A few weeks ago I learned from some data released by the LAPD that 73% of all arrests for public marijuana use in the entire City of Los Angeles between 2016 and 2018 took place in the Hollywood Entertainment District BID.1 This is obviously a crime much more likely to be committed by homeless people, since they don’t have a private place to smoke marijuana. Here’s what I said then about the BID’s outrageous rate of arresting homeless residents:
The HPOA BID Patrol is famous for its aggressive arrest policies. In 2013 they were responsible for more than 7% of the arrests of homeless people in the entire City of Los Angeles. Their arrest rate has dropped precipitously in the last few years, but it is still unbelievably high. But since 2016 they have refused to provide data on their individual arrests in response to CPRA requests, so it hasn’t been possible to tell who they were arresting and why.2
And it turns out that LAPD will release these spreadsheets pretty quickly, and just recently they released a couple containing all arrests for violating LAMC 41.47.2, which is the public urination law. And a quick analysis reveals a very similar result. That is, there are essentially six LAPD reporting districts in the Hollywood Entertainment District BID. They are 636, 637, 645, 646, 647, and 666. There are 1135 reporting districts in the City, but these six in the BID accounted for 52.4% of all the public urination arrests in the City from 2009 through 2019, a total of 887 arrests out of 1,693.
Contrast this with Skid Row, which is encompassed by 11 reporting districts.3 Between 2009 and 2019 these 11 reporting districts accounted for only 35 arrests for public urination. That is less than 4% of the arrests in the Hollywood Entertainment District. Obviously the difference isn’t due to less public urination in Skid Row, it’s due to extreme differential enforcement. It’s really unlikely that the LAPD on its own would create such a disparity. If the BID patrol isn’t making all these arrests, nevertheless the BID must be the ultimate cause.
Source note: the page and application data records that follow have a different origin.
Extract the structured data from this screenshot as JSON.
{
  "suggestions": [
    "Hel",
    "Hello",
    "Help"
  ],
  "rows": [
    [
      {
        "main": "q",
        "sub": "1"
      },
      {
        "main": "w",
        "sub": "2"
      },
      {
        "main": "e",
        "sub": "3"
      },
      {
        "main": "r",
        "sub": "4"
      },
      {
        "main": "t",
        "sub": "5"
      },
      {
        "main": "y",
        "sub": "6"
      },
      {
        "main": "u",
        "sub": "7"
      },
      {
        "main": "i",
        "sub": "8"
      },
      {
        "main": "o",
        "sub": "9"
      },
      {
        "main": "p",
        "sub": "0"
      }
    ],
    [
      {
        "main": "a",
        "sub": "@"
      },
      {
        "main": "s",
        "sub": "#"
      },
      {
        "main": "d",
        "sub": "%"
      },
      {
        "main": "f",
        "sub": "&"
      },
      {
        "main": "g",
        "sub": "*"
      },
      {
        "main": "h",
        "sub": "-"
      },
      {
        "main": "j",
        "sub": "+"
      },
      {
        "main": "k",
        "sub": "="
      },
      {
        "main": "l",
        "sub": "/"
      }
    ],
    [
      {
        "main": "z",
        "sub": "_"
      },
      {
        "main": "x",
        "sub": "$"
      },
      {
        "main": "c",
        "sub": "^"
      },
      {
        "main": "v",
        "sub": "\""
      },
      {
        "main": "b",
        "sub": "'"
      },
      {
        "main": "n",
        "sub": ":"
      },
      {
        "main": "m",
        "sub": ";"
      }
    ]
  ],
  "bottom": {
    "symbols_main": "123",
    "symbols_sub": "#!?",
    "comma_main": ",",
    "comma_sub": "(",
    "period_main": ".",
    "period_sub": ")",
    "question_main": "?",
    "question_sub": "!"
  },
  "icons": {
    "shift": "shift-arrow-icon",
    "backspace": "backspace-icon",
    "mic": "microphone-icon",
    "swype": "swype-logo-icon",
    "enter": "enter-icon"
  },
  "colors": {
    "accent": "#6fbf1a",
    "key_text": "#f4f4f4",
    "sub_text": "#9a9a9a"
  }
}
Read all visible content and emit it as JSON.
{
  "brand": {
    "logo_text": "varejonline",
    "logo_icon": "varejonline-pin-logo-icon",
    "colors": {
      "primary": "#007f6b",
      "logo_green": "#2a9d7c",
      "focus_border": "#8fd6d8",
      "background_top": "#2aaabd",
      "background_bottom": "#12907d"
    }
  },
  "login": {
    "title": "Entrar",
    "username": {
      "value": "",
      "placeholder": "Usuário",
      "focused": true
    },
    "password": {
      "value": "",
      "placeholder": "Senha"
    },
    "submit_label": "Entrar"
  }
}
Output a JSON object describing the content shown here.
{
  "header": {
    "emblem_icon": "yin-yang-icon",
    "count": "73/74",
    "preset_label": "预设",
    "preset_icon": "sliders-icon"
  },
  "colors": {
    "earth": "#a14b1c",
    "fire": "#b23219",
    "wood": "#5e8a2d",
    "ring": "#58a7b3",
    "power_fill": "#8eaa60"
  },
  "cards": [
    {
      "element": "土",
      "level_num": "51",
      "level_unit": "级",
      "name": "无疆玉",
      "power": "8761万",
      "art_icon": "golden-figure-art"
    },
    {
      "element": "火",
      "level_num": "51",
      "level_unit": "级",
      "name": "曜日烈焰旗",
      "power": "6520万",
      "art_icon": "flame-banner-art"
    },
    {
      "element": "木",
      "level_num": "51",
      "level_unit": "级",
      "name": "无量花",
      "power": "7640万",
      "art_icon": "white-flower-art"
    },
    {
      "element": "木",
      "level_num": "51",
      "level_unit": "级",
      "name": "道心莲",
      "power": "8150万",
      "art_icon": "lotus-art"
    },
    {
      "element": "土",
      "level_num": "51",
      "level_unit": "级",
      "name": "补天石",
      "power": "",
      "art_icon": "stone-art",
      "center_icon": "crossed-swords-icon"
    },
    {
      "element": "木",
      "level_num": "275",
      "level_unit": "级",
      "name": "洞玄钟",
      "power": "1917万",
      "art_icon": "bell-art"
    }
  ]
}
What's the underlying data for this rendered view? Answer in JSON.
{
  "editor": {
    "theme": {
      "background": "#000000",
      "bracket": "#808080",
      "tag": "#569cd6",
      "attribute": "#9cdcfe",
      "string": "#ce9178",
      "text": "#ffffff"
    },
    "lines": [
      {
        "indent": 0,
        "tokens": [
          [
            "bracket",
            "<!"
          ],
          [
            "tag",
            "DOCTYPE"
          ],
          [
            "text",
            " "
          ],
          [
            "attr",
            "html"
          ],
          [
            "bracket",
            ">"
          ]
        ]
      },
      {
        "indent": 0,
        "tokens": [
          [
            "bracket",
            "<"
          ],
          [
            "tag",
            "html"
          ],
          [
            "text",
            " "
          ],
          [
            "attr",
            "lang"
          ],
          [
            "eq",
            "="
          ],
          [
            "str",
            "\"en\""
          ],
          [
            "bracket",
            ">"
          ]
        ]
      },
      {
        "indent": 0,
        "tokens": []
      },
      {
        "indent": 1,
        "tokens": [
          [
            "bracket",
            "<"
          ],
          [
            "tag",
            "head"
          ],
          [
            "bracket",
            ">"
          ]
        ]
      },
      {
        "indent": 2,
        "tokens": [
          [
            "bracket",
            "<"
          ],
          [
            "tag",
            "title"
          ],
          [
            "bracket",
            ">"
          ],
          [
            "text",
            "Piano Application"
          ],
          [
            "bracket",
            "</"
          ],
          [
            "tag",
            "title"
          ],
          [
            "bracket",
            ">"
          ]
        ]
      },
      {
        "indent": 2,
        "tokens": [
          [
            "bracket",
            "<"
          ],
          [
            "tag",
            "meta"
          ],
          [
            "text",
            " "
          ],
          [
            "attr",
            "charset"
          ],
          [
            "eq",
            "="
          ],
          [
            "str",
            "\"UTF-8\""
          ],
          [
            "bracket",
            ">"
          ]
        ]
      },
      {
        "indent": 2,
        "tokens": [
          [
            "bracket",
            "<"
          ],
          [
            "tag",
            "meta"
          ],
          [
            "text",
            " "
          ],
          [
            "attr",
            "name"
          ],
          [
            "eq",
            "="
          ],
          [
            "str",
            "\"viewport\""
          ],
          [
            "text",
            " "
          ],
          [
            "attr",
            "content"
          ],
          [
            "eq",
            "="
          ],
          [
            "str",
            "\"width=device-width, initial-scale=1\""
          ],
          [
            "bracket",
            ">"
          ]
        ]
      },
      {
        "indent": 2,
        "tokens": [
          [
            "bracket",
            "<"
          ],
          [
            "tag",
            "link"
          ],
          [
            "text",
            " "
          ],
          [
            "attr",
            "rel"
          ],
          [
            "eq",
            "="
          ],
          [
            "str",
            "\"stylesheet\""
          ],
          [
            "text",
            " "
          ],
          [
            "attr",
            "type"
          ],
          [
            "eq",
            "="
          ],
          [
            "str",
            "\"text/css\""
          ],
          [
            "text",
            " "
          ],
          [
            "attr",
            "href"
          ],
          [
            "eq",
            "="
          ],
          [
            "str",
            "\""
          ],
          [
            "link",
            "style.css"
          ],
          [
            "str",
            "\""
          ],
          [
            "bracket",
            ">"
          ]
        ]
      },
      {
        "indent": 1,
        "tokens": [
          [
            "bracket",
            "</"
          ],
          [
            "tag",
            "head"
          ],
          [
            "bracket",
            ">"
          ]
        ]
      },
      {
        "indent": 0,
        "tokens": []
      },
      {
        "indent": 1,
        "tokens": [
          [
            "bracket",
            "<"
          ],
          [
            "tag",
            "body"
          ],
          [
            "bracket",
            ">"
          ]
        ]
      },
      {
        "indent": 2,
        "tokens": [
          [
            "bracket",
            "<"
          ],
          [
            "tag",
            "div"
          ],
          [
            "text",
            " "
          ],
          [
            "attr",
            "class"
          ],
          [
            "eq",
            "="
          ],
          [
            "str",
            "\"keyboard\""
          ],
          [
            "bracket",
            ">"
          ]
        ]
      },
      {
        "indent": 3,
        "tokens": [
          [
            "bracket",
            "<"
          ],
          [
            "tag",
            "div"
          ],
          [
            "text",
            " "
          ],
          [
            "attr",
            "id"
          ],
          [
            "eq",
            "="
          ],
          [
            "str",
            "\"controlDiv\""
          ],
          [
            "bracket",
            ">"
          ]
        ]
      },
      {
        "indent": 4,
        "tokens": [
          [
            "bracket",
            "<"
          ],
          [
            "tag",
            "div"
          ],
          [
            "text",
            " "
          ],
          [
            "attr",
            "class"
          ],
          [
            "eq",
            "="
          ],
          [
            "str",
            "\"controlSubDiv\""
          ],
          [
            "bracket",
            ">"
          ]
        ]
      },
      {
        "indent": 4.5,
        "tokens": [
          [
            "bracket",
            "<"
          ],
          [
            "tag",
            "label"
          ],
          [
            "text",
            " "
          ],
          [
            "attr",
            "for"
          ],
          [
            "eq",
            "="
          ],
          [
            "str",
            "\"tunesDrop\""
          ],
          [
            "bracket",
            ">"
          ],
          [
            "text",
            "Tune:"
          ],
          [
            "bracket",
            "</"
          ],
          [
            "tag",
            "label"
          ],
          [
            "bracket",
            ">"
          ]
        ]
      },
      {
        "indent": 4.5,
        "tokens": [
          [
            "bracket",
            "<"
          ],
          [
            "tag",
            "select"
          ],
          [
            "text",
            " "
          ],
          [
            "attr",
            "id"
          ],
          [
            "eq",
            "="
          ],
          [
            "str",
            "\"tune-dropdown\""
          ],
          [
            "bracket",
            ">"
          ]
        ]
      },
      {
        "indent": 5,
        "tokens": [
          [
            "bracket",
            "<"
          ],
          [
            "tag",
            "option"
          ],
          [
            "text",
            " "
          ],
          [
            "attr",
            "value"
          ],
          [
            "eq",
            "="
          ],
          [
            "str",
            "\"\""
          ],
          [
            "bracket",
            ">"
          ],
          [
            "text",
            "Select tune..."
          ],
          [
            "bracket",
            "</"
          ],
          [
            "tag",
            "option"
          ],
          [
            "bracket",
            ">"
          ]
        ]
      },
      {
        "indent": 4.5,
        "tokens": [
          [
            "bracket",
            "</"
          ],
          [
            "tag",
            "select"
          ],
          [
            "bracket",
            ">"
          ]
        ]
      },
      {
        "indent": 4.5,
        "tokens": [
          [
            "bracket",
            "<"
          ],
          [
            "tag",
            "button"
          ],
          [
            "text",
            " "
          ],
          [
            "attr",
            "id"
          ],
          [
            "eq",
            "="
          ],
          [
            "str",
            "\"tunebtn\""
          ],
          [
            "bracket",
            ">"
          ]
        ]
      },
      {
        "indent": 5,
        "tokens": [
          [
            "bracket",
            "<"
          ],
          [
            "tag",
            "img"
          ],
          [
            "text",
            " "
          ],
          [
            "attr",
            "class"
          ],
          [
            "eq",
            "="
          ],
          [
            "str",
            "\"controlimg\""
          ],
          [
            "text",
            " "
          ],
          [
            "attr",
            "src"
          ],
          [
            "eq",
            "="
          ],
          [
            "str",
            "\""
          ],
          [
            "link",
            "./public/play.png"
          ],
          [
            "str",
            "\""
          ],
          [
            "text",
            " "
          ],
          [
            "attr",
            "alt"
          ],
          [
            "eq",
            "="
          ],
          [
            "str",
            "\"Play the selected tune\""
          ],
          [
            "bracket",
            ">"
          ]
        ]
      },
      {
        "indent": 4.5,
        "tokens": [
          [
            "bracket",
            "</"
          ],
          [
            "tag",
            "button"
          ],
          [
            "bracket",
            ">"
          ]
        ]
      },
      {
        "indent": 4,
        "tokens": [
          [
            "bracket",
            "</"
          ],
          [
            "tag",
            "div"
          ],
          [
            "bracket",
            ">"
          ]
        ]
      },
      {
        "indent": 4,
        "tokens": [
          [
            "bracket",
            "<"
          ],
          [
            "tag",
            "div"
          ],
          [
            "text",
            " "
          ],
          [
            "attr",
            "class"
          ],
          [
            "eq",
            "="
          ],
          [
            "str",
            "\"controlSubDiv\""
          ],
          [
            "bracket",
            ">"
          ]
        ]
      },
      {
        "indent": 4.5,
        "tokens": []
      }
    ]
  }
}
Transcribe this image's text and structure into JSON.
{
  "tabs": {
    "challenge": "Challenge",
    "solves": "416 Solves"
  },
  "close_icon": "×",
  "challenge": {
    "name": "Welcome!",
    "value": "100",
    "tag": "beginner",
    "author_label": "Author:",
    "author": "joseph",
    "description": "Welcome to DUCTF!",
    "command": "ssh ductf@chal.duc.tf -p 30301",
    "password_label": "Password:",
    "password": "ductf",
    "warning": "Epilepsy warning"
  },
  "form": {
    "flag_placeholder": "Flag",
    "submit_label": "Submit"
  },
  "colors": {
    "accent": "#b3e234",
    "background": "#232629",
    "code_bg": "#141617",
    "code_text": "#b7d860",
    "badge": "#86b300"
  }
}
It’s worth noting here, by the way, that public urination was not even illegal in Los Angeles until 2003. Even at the time it was opposed by LACAN and others because the intention was obviously to further the criminalization of homelessness. In response, “Council members pledged that people would be prosecuted only in cases when there is a public toilet nearby that they failed to use.” But such pledges aren’t worth the toilet paper that’s smeared with them, and, as everyone who’s paying attention knows, the law has only been used as the anti-homeless weapon it was obviously intended to be.4
And, it turns out, mostly so used by the most toxic BID in the City, the Hollywood Entertainment District BID. Turn the page for some nifty maps showing the relationship of these six reporting districts to the BID boundaries as well as a histogram showing the freakishly uneven distribution. Click the image to enlarge.
Image of Morrison/Huizar is ©2019 MichaelKohlhaas.Org. Can’t make this stuff up cause Kerry Morrison makes it up for you then puts it on her Twitters.
- The reason for the strange date range is that prior to legalization smoking marijuana in public wasn’t a separate crime, or if it was it wasn’t an important one.
- Getting hold of this information is one of the purposes of my CPRA suit against the LAPD, who also refuses to tell me who the BID Patrol is arresting.
- By my estimation these are 154, 155, 156, 157, 158, 164, 165, 166, 174, 176, and 1307.
- It’s possible that a few drunk bros are arrested every now and then while relieving themselves on rich people’s lawns after the bars close while they’re stumbling around looking for their cars, but it doesn’t change the analysis. Most people hate drunk bros, even the drunk bros themselves deep down. The utility of tools is an evolving matter.